Scott Alexander in Slate Star Codex:

Let’s review how the pharmaceutical industry works: a company discovers and patents a potentially exciting new drug. They spend tens of millions of dollars proving safety and efficacy to the FDA. The FDA rewards them with a 10ish year monopoly on the drug, during which they can charge whatever ridiculous price they want. This isn’t a great system, but at least we get new medicines sometimes.

Occasionally people discover that an existing chemical treats an illness, without the chemical having been discovered and patented by a pharmaceutical company. In this case, whoever spends tens of millions of dollars proving it works to the FDA may not get a monopoly on the drug and the right to sell it for ridiculous prices.
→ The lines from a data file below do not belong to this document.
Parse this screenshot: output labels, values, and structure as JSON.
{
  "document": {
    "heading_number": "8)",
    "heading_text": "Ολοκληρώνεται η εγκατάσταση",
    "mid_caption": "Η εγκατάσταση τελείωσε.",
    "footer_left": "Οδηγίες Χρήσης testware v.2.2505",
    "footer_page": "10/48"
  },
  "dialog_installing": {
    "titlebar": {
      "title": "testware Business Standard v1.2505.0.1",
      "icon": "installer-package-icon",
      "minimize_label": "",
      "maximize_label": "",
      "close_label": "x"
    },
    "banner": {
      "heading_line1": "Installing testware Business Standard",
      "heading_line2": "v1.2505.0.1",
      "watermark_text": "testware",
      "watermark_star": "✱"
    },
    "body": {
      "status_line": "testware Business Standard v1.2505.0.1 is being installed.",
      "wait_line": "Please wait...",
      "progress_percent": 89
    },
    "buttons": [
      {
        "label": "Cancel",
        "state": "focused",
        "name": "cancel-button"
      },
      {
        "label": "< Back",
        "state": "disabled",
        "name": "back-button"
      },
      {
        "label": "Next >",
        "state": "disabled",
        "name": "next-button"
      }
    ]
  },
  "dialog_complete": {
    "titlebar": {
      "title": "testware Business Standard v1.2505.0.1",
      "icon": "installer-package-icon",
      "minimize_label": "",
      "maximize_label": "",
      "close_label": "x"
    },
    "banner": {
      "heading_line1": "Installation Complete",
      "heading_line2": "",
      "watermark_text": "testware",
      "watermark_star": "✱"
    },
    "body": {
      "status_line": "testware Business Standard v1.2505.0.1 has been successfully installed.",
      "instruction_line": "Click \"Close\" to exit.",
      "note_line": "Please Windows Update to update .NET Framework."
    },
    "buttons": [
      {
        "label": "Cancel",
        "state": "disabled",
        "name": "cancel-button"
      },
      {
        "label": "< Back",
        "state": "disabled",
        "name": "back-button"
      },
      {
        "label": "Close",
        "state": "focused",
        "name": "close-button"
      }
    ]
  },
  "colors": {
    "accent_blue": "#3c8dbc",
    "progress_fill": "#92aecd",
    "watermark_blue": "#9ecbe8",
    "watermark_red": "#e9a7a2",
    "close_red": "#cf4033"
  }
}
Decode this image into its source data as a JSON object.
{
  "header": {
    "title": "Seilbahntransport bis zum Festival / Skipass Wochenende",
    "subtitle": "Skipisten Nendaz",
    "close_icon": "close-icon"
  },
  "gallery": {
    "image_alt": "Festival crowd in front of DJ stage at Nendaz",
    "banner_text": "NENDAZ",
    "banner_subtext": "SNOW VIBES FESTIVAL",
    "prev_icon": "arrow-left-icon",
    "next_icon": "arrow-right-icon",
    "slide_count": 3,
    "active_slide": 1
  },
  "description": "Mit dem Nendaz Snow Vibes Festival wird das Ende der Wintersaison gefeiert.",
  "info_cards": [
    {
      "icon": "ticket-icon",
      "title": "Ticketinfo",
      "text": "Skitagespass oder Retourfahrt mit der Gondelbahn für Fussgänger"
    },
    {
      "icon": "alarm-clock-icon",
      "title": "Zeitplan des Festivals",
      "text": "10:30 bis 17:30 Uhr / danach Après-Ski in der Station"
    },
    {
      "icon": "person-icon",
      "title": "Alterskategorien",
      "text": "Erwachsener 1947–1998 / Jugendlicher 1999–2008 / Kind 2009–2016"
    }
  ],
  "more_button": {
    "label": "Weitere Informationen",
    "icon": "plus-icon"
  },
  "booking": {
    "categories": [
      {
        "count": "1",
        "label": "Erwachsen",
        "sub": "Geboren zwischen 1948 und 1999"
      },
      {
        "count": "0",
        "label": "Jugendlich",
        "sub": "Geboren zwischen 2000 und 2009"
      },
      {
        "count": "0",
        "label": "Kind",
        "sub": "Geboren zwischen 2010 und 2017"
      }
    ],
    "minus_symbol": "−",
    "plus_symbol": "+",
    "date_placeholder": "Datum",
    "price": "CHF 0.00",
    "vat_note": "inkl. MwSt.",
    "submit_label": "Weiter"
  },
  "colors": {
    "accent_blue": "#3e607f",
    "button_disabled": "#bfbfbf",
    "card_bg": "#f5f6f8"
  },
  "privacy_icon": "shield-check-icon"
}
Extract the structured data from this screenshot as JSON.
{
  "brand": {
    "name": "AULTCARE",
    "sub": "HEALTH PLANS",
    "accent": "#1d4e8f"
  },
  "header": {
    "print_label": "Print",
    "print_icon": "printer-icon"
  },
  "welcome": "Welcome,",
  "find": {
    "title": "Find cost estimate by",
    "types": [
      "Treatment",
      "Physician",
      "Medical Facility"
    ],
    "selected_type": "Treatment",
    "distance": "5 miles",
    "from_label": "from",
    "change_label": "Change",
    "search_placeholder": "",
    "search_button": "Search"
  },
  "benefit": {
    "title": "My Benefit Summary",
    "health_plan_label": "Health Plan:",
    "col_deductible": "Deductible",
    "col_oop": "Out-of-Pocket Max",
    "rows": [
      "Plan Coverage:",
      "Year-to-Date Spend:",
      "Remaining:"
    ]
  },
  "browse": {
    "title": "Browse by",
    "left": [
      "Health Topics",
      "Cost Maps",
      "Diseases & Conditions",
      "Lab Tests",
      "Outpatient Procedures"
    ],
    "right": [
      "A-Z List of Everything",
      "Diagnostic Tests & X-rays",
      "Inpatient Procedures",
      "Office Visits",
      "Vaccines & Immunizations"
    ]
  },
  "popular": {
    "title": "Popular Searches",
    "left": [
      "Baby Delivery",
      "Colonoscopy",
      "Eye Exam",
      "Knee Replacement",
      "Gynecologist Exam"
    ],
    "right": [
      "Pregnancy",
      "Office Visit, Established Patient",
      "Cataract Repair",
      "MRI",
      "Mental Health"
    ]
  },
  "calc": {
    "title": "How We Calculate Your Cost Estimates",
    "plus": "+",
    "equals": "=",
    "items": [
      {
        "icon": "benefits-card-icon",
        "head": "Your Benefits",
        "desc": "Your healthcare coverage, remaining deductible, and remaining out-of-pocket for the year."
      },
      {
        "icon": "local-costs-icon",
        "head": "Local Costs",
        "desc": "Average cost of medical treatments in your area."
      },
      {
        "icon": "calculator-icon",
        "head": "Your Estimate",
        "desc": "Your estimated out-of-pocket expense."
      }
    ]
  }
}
So nobody spends tens of millions of dollars proving it works to the FDA, and so it risks never getting approved.

The usual solution is for some pharma company to make some tiny irrelevant change to the existing chemical, and patent this new chemical as an “exciting discovery” they just made. Everyone goes along with the ruse, the company spends tens of millions of dollars pushing it through FDA trials, it gets approved, and they charge ridiculous prices for ten years. I wouldn’t quite call this “the system works”, but again, at least we get new medicines.

Twenty years ago, people noticed that ketamine treated depression. Alas, ketamine already existed – it’s an anaesthetic and a popular recreational drug – so pharma companies couldn’t patent it and fund FDA trials, so it couldn’t get approved by the FDA for depression.

More here.